Lance Mannion was the witty guy down at the end of the best bar in town. You walked into the joint happy to see him there every damned night. You left with his jocular Fred MacMurray banter ringing in your ears, smoother than the most expensive Scotch.
Dave Reilly had a harder road.
Lance was my muse, but Dave was my friend. He was a brilliant writer, out of the Iowa Writers Workshop, and a devoted family man who hit some very tough times in late middle life. We went to the Clinton Global Initiative together. We hung around a few Democratic victory parties together. He joined my newcritics blogging venture back in the day. He was a regular at the Hillman Prizes. We marched with the Teamsters at Occupy Wall Street. And then harder times closed in. He had some serious health challenges. And his wife Adrienne – herself a brilliant journalist the very reason why Lance Mannion lionized Lois Lane – became ill.
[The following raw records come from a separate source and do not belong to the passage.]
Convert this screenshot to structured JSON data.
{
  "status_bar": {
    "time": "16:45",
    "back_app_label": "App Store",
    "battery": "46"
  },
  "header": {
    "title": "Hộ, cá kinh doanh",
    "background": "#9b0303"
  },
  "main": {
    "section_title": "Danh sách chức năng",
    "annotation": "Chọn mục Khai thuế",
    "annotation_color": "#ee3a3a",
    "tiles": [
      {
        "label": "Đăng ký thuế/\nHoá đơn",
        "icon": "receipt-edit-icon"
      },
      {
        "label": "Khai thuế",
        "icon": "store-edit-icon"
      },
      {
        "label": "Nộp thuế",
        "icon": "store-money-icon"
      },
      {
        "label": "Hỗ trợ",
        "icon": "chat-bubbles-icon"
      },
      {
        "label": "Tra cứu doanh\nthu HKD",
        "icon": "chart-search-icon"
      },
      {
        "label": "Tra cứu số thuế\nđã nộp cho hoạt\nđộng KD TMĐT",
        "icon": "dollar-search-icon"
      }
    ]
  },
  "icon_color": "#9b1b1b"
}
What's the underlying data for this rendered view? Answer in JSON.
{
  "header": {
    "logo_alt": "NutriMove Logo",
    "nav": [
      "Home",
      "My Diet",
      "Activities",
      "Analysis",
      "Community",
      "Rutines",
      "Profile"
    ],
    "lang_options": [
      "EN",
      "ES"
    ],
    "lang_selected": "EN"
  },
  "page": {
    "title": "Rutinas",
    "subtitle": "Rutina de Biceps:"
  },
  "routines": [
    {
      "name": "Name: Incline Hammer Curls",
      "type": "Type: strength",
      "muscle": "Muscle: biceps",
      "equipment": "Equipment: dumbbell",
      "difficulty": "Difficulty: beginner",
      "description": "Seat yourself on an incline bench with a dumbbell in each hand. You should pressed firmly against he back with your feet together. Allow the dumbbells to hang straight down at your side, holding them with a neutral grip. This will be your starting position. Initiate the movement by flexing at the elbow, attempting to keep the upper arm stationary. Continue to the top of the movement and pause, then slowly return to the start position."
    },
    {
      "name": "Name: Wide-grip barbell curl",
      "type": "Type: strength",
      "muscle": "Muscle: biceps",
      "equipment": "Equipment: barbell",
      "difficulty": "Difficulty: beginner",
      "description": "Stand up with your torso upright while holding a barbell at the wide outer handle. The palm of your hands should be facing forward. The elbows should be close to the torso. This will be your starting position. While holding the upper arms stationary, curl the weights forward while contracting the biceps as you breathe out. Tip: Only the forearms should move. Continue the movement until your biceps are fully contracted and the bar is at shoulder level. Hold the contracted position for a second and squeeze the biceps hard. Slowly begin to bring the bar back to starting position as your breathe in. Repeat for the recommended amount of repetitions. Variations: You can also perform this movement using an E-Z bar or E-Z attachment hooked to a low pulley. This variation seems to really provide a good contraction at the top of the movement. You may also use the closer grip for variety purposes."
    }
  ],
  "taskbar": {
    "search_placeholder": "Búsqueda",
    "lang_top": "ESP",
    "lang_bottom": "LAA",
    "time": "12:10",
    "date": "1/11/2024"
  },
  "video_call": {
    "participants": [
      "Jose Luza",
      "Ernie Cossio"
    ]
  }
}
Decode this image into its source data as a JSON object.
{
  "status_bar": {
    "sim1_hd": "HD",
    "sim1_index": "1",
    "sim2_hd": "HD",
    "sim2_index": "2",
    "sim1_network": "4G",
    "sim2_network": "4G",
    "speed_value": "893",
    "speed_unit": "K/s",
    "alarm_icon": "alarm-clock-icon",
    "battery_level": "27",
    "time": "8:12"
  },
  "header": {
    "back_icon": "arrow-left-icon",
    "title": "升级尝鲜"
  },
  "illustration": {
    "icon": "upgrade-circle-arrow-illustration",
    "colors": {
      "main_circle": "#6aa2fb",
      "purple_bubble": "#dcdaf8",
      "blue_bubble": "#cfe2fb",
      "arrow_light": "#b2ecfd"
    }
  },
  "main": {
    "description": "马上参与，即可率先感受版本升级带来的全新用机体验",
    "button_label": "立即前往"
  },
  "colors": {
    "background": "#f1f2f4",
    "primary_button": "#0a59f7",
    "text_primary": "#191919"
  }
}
To blog readers, she’s the Blonde or Mrs. M. They were an incredibly close couple, and they loved their boys deeply and publicly. But in this time in this country for a blogger and a newspaperwoman, the economic bar was high even without the healthcare crisis.
Dave would always send a Christmas card. Now and again a postcard. My favorite – as he knew – was the one from Hyde Park, after a visit to FDR’s Presidential library, a place we both revered. He was a very thoughtful man; I was not always as thoughtful in return. Money was tight. The blog raised a bit, but perhaps not enough. The cracks through which a guy like Dave can fall in our society are too damned wide.
If you read the Lance Mannion blog – and by God, it should be preserved – I recommend the posts about his family. He created “Mannionville” and populated it with people. Pop M. The Blonde. Mom Mannion. His boys, Ken and Oliver Mannion. The barista at Barnes & Noble. The guy at the hardware store. A world where people knew each other and cared. That’s where Dave and Lance came together, the place where the blogging superhero took off his mask. They were the same. A loving father, husband, and son. I suspect that’s how he will be remembered the best.
But to me, he’ll always wear a cape.